Balanced on just one pole, the inhabitable ReActor house inclines and spins around according to internal movements.
Artists tend to get type-cast as eccentric or whacky by many who don’t understand the genius of unique creativity. Somewhere along the rolling hills of upstate New York at the outdoor sculpture park, Art Omi, one such artist duo has managed to create a fully functional house with a special slant. Alex Schewder and Ward Shelly are this ‘whacky’ duo who have not only built this house but also lived in it.
The project, called ReActor, is a 42X8 foot rotating home that balances on a single 14-foot tall concrete column. A hinge connected to the column allows the entire piece to tilt and rotate around a central point as the weight of its inhabitants shifts. The balancing structure comprises of a wooden frame with floor-to-ceiling windows, with a look reminiscent of modernist houses.
Symmetrical living spaces occupied by each artist made up the plan. Each half of the house includes basic cooking amenities and a shared central bathroom. The duo calls this art form “social relationship architecture”. Both participants lived in the sculpture for five days in full view of the public. As each participant went about their day while subtle changes in balance directly influenced the other.
They observed that the structure rotated in response to its occupants’ movements, exterior forces, and interior conditions, making visible the intimate relationship between architecture and its inhabitants. The performance in the spinning and tilting house opened 27th July 2016 and ended five days later, on 31st July 2016.
The Architecture Omi program is conceived to facilitate projects exploring the intersection of architecture, art and landscape. It provides artists and architects with the opportunity to build installations on its vast tracts of land.
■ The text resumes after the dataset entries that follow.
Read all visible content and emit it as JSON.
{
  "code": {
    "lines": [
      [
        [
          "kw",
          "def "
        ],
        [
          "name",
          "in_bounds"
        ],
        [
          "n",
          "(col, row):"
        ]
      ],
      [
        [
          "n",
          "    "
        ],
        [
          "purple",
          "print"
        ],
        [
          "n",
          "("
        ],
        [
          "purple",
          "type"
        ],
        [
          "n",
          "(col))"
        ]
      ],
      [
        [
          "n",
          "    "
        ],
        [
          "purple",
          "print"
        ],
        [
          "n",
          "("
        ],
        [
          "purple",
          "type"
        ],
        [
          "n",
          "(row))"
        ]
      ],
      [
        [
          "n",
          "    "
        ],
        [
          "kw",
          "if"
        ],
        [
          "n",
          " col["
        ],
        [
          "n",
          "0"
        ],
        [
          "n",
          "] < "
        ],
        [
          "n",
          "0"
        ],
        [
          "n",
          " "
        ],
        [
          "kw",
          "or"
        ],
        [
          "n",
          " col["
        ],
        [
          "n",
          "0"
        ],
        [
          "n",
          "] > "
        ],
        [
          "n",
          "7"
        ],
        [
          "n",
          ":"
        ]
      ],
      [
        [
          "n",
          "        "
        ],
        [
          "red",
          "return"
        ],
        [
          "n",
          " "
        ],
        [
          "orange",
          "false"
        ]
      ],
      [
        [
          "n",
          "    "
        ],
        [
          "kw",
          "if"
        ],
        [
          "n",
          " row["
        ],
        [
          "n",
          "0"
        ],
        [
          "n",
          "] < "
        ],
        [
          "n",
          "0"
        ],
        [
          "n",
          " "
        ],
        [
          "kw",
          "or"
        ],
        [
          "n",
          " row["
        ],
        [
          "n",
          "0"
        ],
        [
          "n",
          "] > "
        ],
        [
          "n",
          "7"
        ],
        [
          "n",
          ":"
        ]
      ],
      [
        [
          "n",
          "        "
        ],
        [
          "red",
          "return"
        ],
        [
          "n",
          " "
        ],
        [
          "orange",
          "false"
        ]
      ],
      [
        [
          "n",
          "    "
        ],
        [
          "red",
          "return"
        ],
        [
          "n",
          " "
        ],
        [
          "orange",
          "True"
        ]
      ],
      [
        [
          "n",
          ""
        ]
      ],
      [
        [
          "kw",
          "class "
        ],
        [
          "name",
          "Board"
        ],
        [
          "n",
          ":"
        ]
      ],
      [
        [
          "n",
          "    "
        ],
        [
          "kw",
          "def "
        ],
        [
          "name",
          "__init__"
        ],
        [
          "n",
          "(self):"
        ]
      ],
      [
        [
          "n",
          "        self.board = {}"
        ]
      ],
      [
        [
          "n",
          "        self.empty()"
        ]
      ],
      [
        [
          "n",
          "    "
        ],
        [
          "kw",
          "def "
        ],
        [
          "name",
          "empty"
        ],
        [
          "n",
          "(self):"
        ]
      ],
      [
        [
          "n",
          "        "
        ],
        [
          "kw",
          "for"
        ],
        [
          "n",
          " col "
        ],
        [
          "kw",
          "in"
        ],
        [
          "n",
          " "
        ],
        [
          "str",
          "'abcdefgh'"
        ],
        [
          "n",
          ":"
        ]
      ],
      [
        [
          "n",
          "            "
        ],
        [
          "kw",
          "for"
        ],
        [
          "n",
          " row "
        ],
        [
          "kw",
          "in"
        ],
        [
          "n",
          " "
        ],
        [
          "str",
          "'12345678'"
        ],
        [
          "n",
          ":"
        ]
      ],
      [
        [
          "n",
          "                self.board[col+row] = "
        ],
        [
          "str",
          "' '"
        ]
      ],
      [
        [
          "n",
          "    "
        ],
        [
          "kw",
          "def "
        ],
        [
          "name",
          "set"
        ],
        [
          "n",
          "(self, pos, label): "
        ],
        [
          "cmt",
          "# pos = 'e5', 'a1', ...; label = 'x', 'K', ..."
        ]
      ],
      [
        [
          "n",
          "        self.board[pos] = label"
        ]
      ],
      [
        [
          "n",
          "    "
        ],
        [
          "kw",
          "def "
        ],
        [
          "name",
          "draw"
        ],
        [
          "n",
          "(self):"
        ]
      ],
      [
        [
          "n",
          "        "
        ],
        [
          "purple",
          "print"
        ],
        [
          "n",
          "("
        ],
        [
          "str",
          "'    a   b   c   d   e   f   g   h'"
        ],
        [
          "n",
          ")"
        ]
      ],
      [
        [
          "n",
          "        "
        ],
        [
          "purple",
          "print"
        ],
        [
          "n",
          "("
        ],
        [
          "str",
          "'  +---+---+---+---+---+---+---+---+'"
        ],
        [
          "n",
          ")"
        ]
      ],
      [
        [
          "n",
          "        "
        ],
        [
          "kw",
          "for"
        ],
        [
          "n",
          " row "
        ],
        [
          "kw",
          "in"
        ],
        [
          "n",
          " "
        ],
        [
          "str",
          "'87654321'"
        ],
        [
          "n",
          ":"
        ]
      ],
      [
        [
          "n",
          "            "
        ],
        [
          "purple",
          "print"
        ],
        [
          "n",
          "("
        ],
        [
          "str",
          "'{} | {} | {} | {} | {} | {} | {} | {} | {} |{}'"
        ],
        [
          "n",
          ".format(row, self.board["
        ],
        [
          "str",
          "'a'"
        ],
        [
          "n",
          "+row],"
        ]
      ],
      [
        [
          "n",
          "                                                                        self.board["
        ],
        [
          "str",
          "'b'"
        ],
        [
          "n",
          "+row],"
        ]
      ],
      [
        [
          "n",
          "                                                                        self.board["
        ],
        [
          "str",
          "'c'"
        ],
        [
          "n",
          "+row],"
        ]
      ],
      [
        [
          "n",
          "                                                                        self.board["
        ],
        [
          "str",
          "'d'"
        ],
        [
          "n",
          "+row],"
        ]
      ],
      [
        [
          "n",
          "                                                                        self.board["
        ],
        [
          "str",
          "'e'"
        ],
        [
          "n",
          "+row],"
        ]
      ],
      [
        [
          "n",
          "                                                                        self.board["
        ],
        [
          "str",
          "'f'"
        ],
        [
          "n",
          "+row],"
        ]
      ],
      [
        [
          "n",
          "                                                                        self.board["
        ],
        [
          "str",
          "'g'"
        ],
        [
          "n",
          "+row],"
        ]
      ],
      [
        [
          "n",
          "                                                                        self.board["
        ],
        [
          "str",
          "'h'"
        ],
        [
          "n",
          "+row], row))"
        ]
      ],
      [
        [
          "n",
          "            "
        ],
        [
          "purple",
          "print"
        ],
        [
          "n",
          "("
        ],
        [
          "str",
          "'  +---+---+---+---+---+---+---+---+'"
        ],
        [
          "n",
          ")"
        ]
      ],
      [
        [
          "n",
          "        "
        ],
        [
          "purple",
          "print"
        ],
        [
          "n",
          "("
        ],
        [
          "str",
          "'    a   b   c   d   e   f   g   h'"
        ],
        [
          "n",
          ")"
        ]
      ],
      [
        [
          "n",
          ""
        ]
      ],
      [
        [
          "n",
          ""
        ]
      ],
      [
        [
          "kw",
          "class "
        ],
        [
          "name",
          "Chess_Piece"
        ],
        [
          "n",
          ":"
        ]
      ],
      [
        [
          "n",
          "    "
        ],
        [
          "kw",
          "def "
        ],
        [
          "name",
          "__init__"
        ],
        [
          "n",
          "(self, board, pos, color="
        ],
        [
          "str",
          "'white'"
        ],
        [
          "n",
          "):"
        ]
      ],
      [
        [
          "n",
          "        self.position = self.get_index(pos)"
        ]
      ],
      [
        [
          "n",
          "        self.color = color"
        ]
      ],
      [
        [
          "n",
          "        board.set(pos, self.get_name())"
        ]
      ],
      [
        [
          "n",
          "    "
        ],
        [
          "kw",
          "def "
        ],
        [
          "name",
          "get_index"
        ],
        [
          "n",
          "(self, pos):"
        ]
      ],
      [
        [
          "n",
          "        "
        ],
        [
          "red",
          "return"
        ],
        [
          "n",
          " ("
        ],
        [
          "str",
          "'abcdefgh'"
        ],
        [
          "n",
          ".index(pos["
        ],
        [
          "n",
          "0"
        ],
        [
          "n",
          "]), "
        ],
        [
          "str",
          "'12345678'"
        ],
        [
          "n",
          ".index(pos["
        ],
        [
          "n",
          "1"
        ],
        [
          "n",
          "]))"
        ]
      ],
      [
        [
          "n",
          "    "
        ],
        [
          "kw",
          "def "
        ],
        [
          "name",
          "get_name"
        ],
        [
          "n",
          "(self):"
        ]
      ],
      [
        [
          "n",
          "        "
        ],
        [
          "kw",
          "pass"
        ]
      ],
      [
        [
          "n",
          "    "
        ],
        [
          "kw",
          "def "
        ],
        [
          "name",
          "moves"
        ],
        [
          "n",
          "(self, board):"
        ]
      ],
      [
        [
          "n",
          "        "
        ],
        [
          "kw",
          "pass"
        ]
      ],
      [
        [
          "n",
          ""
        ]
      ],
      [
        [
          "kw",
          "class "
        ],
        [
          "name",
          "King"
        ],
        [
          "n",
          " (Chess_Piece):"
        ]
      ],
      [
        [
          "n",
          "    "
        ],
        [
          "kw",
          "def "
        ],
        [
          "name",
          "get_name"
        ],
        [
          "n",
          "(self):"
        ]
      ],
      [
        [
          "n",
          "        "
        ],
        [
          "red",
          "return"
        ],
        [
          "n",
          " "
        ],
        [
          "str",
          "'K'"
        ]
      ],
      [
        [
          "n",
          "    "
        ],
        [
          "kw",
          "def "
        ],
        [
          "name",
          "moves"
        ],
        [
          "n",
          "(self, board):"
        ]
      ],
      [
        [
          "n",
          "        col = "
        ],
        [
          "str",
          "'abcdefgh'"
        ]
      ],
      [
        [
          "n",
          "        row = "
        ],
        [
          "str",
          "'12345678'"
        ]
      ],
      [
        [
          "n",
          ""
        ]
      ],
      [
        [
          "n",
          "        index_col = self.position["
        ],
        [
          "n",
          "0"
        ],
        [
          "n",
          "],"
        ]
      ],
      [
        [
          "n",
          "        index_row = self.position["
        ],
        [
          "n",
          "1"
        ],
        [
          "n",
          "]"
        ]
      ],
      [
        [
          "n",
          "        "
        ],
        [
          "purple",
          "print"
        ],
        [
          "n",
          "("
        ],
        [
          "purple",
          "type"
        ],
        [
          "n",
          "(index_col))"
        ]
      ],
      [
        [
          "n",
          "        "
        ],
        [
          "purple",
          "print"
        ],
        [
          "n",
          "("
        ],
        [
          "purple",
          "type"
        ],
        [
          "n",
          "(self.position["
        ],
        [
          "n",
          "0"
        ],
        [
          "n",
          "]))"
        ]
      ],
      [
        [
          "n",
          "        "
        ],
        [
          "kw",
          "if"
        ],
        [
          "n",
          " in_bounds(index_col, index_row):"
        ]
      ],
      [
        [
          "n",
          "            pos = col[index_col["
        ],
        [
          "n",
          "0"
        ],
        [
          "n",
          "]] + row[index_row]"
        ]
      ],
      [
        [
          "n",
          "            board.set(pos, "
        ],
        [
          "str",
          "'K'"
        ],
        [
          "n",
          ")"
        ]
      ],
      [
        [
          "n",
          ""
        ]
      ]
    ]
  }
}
The site encompasses 300-acres of farmland, forests and wetlands.
Schweder and Shelley have collaborated since 2007, focusing on ‘performance architecture’, a practice of designing, building, and living in structures for the purpose of public observation and dialogue. Though the artists are currently presumably residing in more stable housing, the tilting house remained on view at Omi until August 2018.
Text by Neerja Kapadia